But an assist, Scientologists emphasize, is not a variation of faith healing -- it's a scientific method.
"Conventional religions attempt to explain the world through magic, miracles and improbable supernatural events," Travolta said. "That takes a lot of faith. Scientology requires no faith because it explains the world through proven scientific fact."
Those facts, as revealed through the teachings of the church's founder L. Ron Hubbard, involve an alien named Xenu who ruled a Galactic Confederacy 75 million years ago, known as "Teegeeack." Facing a coup for his inability to curb the overpopulation of the confederate planets, Xenu enlisted psychiatrists to gather billions of citizens together under the ruse of income tax inspections, at which point he seized control of their souls using a mix of alcohol and glycol. The billions of kidnapped beings were loaded onto a spaceship about the size and shape of an old Douglas DC-8, then transported to Earth. Depositing them at the feet of volcanoes across the planet, the DC-8 dropped nuclear bombs into the craters and killed all the beings. Their souls, known as thetans, were dispersed in the explosion. Xenu captured them using a big magnet, implanted false information into them and then let them possess humans for some reason.
So where faith healing attempts to cure an ailing victim by channeling the divine power of a deity, a Scientology assist merely helps a suffering person focus his own mental and physical energies to overcome the pain through a suggestive process not unlike hypnosis.
Curtis Grayson, who was present during Travolta's assist, described the procedure.
"I personally take no stock in anything Scientology claims to offer, but this assist was remarkably effective," Grayson said. "After the man agreed to let John try the technique, John immediately began shaking him and yelling, 'There is no pain! It's all in your head. It's not in your ankle, it's in your head!' This screaming went on for about ten minutes. Then John pulled down the guy's pants and started poking him in the knees. Then John grabbed his thighs. Each time he touched the guy's body, John would ask what the guy felt. The man always responded with the body part John was groping. Finally, John lunged at the man's crotch and clutched his genitals. Then John started screaming again: 'Does your ankle hurt now!?' This went on for what seemed like hours. It was agonizing to watch. Finally, the guy broke into tears and said he felt a lot better. Travolta let him go. Then the poor guy climbed to his feet and made a beeline for the security guards at the front."
Attorneys for the victim have filed harassment charges against Travolta. The actor expressed shock and disappointment over the complaint.
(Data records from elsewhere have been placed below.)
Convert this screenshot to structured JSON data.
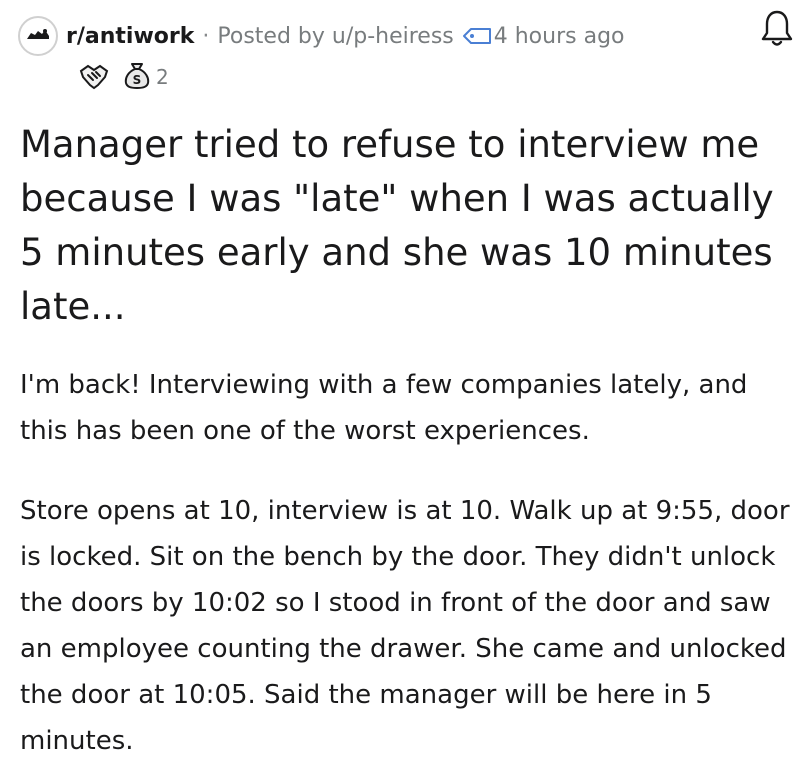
{
  "header": {
    "subreddit": "r/antiwork",
    "separator": "·",
    "posted_by": "Posted by u/p-heiress",
    "time": "4 hours ago",
    "avatar_icon": "antiwork-dog-icon",
    "tag_icon": "tag-icon",
    "notification_icon": "bell-icon"
  },
  "awards": [
    {
      "icon": "handshake-award-icon",
      "count": ""
    },
    {
      "icon": "money-bag-award-icon",
      "count": "2"
    }
  ],
  "post": {
    "title": "Manager tried to refuse to interview me because I was \"late\" when I was actually 5 minutes early and she was 10 minutes late...",
    "paragraphs": [
      "I'm back! Interviewing with a few companies lately, and this has been one of the worst experiences.",
      "Store opens at 10, interview is at 10. Walk up at 9:55, door is locked. Sit on the bench by the door. They didn't unlock the doors by 10:02 so I stood in front of the door and saw an employee counting the drawer. She came and unlocked the door at 10:05. Said the manager will be here in 5 minutes."
    ]
  },
  "colors": {
    "text": "#1a1a1b",
    "meta": "#787c7e",
    "tag_blue": "#4a7fd4"
  }
}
"I'm saddened to hear of the suit," Travolta told reporters. "It seems like a huge lack of gratitude, but it was worth it in the end, knowing that I helped him. Honestly, I always chalk these kinds of reactions up to a loss of faith. These people have spent their whole lives believing in angels and messiahs and heaven. Then Scientologists show up and perform seemingly miraculous feats using basic scientific truths. It must rattle their foundations, and they don't want to admit that their entire belief systems are lies. It's very tragic."
Contributing research and reporting by G. Righter.
(c) 2012. See disclaimers.